Ikonnikov’s fierce conclusion is that there are no transcendent schemes for which people should be sacrificed. These ideals are delusions. “Those who most wish for the good of humanity are unable to diminish evil by one jot.”

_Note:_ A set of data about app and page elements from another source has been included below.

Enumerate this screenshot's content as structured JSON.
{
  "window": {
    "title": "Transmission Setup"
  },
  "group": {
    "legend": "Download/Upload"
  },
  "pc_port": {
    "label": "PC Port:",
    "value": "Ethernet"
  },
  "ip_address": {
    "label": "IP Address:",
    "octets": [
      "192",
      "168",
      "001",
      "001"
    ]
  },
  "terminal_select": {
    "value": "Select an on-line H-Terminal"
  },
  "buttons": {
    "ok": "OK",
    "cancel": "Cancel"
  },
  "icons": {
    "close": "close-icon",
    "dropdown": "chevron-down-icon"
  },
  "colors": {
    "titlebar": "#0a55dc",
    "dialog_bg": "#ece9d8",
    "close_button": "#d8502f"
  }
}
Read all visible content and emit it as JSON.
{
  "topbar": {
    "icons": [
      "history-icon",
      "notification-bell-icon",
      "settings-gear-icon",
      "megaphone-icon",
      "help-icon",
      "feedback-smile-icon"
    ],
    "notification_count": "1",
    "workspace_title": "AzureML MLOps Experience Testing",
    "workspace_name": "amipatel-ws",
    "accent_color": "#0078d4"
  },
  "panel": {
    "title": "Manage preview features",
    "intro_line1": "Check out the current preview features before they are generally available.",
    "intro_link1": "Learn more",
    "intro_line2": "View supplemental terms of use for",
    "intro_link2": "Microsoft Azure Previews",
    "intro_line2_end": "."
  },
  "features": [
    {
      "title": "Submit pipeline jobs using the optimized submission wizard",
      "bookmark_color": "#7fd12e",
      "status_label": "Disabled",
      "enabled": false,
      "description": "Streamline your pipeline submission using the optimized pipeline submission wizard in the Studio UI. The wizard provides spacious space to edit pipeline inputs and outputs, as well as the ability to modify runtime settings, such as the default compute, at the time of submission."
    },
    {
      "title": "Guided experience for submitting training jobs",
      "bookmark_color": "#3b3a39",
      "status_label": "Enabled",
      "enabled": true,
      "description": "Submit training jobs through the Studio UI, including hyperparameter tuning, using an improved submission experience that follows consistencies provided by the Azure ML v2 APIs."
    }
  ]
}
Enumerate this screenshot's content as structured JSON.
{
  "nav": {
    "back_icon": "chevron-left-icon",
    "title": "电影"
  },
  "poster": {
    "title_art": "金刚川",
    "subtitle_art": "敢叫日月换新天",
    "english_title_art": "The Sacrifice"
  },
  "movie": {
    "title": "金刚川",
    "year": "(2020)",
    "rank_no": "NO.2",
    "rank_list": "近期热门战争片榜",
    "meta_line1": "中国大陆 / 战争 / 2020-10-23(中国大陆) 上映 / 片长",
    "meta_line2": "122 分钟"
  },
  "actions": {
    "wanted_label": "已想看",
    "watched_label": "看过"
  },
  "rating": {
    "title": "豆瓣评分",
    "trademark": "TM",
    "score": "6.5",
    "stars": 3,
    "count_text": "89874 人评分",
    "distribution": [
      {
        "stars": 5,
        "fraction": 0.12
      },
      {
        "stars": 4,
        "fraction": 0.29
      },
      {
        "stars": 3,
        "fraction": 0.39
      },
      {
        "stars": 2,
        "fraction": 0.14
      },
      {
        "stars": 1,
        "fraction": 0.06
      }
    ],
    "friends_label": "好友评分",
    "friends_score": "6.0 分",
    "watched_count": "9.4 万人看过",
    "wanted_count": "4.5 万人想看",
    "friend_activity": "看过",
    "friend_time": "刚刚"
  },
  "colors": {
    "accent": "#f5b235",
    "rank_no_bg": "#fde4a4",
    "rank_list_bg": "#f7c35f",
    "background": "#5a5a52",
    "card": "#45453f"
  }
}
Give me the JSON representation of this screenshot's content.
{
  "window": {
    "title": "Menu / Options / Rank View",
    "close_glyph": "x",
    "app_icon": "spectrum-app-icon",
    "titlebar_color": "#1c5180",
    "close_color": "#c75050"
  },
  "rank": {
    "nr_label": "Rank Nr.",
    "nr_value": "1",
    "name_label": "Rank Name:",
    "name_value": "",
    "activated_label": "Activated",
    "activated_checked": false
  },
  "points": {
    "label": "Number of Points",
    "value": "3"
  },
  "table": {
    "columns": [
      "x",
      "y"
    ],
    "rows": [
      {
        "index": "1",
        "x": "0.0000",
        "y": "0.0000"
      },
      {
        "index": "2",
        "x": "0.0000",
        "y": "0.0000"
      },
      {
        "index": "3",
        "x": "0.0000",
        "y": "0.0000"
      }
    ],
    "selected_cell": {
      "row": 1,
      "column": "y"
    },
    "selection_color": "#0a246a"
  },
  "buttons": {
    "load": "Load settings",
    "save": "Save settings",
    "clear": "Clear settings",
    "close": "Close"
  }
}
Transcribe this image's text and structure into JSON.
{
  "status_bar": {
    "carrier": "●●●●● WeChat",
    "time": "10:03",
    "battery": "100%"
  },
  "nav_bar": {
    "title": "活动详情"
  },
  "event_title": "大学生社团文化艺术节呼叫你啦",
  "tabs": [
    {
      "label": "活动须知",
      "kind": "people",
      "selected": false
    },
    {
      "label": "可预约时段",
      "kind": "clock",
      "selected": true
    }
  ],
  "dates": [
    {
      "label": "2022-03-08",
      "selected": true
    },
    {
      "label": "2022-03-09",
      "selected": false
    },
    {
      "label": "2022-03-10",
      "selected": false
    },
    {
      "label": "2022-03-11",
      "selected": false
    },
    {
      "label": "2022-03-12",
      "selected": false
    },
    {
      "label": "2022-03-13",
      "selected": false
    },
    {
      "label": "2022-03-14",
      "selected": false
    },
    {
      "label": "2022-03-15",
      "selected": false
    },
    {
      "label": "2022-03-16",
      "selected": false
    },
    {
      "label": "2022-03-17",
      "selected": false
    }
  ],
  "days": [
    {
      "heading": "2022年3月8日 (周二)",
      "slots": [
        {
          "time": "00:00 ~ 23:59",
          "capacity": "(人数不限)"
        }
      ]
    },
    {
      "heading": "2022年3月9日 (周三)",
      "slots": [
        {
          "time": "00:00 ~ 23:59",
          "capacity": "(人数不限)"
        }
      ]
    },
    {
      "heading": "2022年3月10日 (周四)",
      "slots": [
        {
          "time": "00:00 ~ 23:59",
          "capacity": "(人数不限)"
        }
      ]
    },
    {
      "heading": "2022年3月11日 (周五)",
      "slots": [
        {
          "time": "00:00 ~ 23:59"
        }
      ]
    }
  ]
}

There are echoes here of the sclerotic cruelties, mass killing and frightened conformity of Putin’s Russia, which makes Life and Fate especially compelling now. But Grossman’s portrait is timelessly relevant. Tolstoy refused to describe War and Peace as either novel or history; it explained an era. Grossman does the same, illuminating why people are moved to savagery or sacrifice.